RAW DATA Start Marker
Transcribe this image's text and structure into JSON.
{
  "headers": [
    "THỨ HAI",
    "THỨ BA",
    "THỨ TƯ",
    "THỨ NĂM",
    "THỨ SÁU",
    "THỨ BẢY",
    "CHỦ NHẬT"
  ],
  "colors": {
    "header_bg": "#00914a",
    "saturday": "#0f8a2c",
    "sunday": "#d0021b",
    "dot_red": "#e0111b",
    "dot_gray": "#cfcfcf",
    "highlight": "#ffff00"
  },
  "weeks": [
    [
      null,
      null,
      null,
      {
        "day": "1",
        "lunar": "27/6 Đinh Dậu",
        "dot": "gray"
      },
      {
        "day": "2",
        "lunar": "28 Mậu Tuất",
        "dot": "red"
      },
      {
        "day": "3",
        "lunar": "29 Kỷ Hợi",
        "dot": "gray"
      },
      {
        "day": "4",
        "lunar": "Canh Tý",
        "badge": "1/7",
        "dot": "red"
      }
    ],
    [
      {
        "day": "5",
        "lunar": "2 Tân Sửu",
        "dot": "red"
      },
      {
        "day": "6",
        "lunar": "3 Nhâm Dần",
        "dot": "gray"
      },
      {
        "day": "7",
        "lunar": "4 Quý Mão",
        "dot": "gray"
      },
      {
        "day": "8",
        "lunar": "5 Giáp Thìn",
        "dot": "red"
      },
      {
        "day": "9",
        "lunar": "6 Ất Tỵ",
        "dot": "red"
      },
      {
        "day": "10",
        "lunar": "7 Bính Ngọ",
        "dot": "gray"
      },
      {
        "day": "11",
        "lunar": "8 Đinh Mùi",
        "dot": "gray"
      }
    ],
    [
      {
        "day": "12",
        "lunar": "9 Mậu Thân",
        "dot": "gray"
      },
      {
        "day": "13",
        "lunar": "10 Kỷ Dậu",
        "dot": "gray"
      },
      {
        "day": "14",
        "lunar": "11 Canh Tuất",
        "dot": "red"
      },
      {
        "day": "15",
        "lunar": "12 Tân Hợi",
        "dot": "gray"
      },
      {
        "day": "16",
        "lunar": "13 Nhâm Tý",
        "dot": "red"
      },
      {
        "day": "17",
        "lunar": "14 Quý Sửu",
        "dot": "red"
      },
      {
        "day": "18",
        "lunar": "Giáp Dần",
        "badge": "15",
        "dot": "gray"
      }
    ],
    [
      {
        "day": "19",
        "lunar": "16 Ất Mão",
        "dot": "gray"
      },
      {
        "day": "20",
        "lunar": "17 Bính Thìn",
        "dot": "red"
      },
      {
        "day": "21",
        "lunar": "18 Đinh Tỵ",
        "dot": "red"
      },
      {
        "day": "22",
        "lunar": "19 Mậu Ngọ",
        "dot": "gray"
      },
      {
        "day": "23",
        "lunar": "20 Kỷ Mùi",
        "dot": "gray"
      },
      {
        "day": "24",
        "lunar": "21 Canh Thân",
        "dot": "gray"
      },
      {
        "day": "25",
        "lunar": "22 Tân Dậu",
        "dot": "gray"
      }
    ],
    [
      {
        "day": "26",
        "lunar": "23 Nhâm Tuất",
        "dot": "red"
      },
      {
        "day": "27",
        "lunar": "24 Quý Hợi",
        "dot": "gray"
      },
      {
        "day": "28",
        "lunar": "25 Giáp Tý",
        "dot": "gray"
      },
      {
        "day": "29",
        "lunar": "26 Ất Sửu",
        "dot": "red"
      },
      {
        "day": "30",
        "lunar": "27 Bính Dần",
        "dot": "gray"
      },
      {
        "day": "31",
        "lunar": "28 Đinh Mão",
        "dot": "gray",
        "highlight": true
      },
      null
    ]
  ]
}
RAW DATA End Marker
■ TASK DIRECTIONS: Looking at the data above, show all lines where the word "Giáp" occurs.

■ EXERCISE RESPONSE:
        "lunar": "5 Giáp Thìn",
        "lunar": "Giáp Dần",
        "lunar": "25 Giáp Tý",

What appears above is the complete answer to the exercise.